Konerko knows Sox fans will root for the team in the summer, but only if it shows in the spring. They don’t understand the tourists who help pack Wrigley Field, even for a terrible Cubs team, but the ones that do show up are vocal, whether it’s cheering or singing “Fire Tony”.

“I was with someone last night, he was 60 years old and he said he had been to a billion Red Sox games, but the funniest game he had ever been to was the 2008 Blackout game (the division playoff against the Twins)” Konerko said. “And that includes the World Series, everything. It was the most memorable White Sox game of his life.

“I don’t know much about other places, because I’ve been here a long time, so this is my only context. But I feel like they’re good, hard-working people who know the game and aren’t blind to what’s going on. They understand what makes a guy beat, or when a guy saves a run with a good play. There are other teams that don’t notice that kind of thing, where someone hits a popup and everyone in the building thinks it’s gone. Not here.”

The Red Sox are averaging 24,364 fans per game, ranking 18th in the majors despite starting the season with World Series expectations. Konerko said that’s not surprising, since Sox fans are known for having a wait-and-see attitude.

“As a team, because of a lot of different variables that you know, this fan base is like, ‘Hey, we’re going to come out and be behind you in July and August. Show us you’re a good team,'” he said.

“Some might say, ‘Well, why not start from the beginning?’ But I always felt like it was a good target for us every time. Do you want people to pack the house? Be first in July and August. And they were. I wish we had done it more often.”

The Sox haven’t been back to the World Series since the 2005 season, when Ozzie Guillen’s team fulfilled their fans’ wildest dreams. They still hope that the 2022 team, with all its talent and resources, can replicate that season.

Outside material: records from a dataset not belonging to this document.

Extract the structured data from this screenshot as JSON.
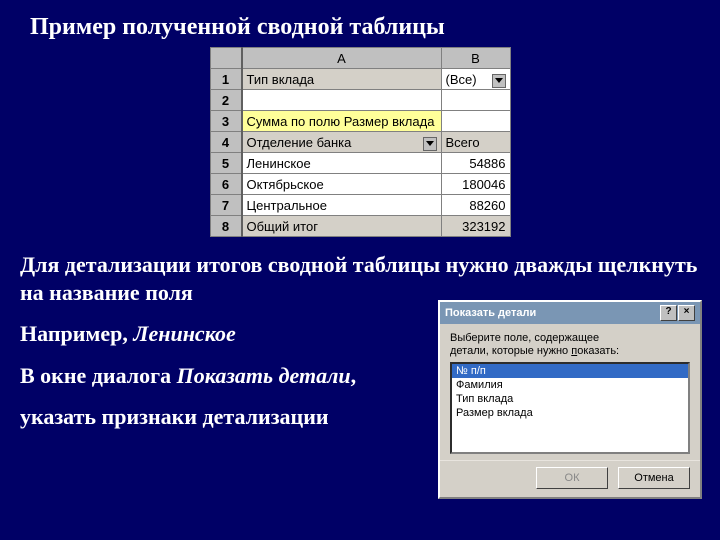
{
  "title": "Пример полученной сводной таблицы",
  "pivot": {
    "col_a": "A",
    "col_b": "B",
    "rows": {
      "1_a": "Тип вклада",
      "1_b": "(Все)",
      "3_a": "Сумма по полю Размер вклада",
      "4_a": "Отделение банка",
      "4_b": "Всего",
      "5_a": "Ленинское",
      "5_b": "54886",
      "6_a": "Октябрьское",
      "6_b": "180046",
      "7_a": "Центральное",
      "7_b": "88260",
      "8_a": "Общий итог",
      "8_b": "323192"
    },
    "rownums": [
      "1",
      "2",
      "3",
      "4",
      "5",
      "6",
      "7",
      "8"
    ]
  },
  "text": {
    "line1": "Для детализации итогов сводной таблицы нужно дважды щелкнуть на название поля",
    "line2_a": "Например, ",
    "line2_b": "Ленинское",
    "line3_a": "В окне диалога ",
    "line3_b": "Показать детали",
    "line3_c": ",",
    "line4": "указать признаки детализации"
  },
  "dialog": {
    "title": "Показать детали",
    "help": "?",
    "close": "×",
    "label": "Выберите поле, содержащее детали, которые нужно показать:",
    "items": [
      "№ п/п",
      "Фамилия",
      "Тип вклада",
      "Размер вклада"
    ],
    "ok": "ОК",
    "cancel": "Отмена"
  }
}
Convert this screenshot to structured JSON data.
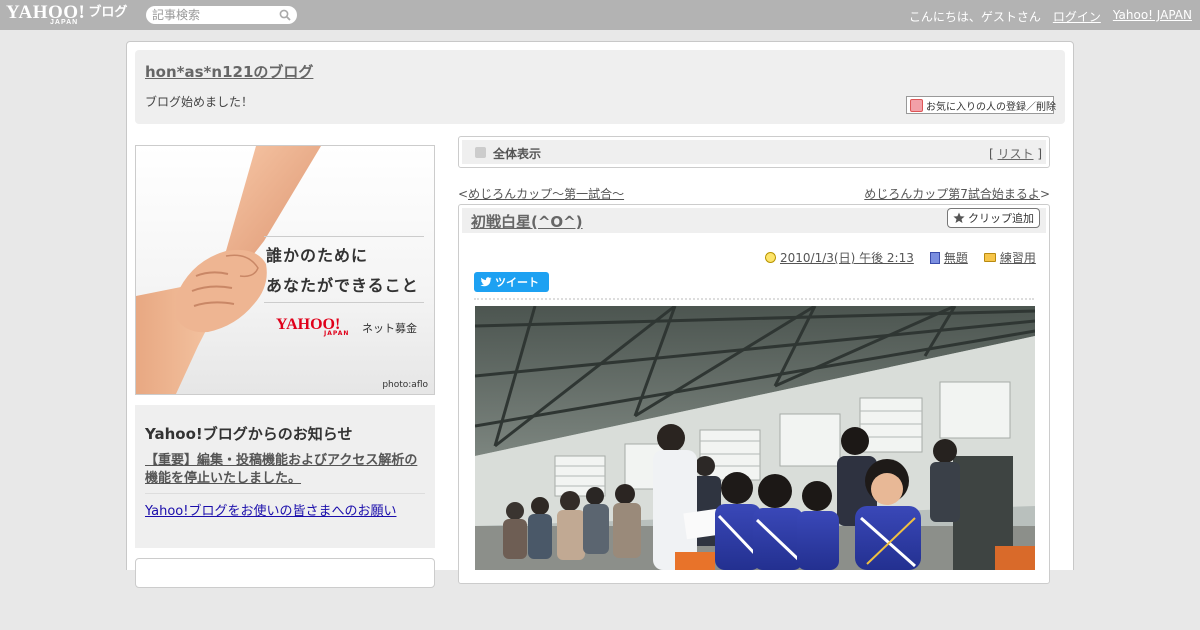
{
  "topbar": {
    "logo_main": "YAHOO!",
    "logo_sub": "JAPAN",
    "logo_blog": "ブログ",
    "search_placeholder": "記事検索",
    "greeting": "こんにちは、ゲストさん",
    "login": "ログイン",
    "yahoo_japan": "Yahoo! JAPAN"
  },
  "header": {
    "blog_title": "hon*as*n121のブログ",
    "description": "ブログ始めました！",
    "fav_button": "お気に入りの人の登録／削除"
  },
  "ad": {
    "line1": "誰かのために",
    "line2": "あなたができること",
    "logo": "YAHOO!",
    "logo_sub": "JAPAN",
    "product": "ネット募金",
    "credit": "photo:aflo"
  },
  "notice": {
    "title": "Yahoo!ブログからのお知らせ",
    "link1": "【重要】編集・投稿機能およびアクセス解析の機能を停止いたしました。",
    "link2": "Yahoo!ブログをお使いの皆さまへのお願い"
  },
  "view_bar": {
    "label": "全体表示",
    "list_open": "[ ",
    "list_link": "リスト",
    "list_close": " ]"
  },
  "nav": {
    "prev_mark": "<",
    "prev": "めじろんカップ～第一試合～",
    "next": "めじろんカップ第7試合始まるよ",
    "next_mark": ">"
  },
  "post": {
    "title": "初戦白星(^O^)",
    "clip_button": "クリップ追加",
    "date": "2010/1/3(日) 午後 2:13",
    "theme": "無題",
    "category": "練習用",
    "tweet": "ツイート"
  },
  "colors": {
    "topbar": "#b3b3b3",
    "tweet": "#1da1f2",
    "ad_logo": "#e0001a"
  }
}
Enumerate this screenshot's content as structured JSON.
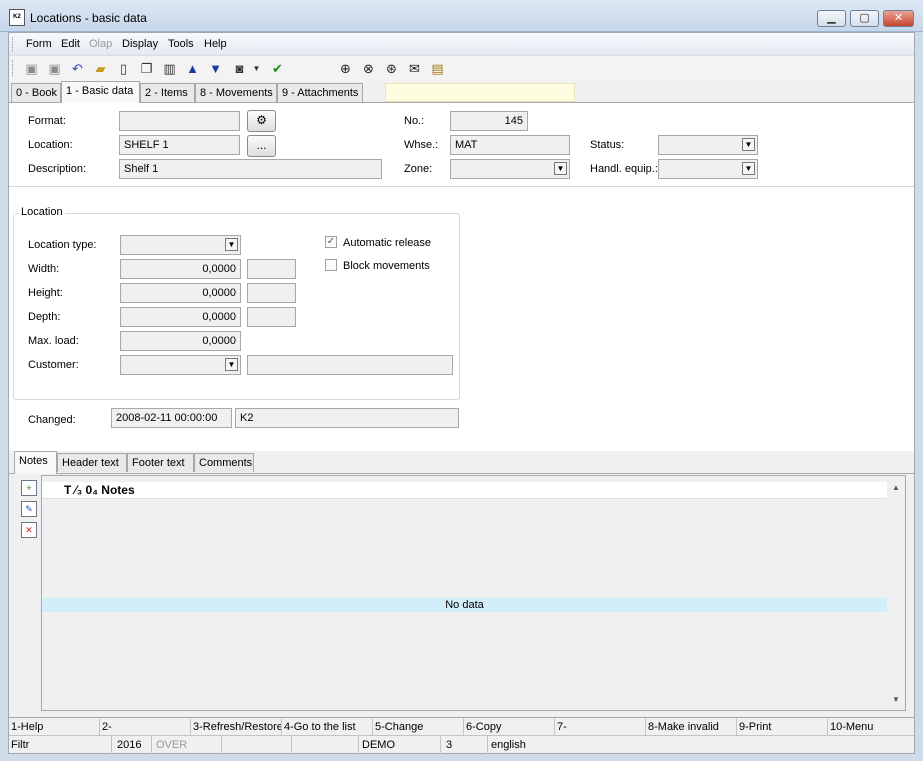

But for now, it’s still a wait and see.

Source link

Leave a Reply

Your email address will not be published.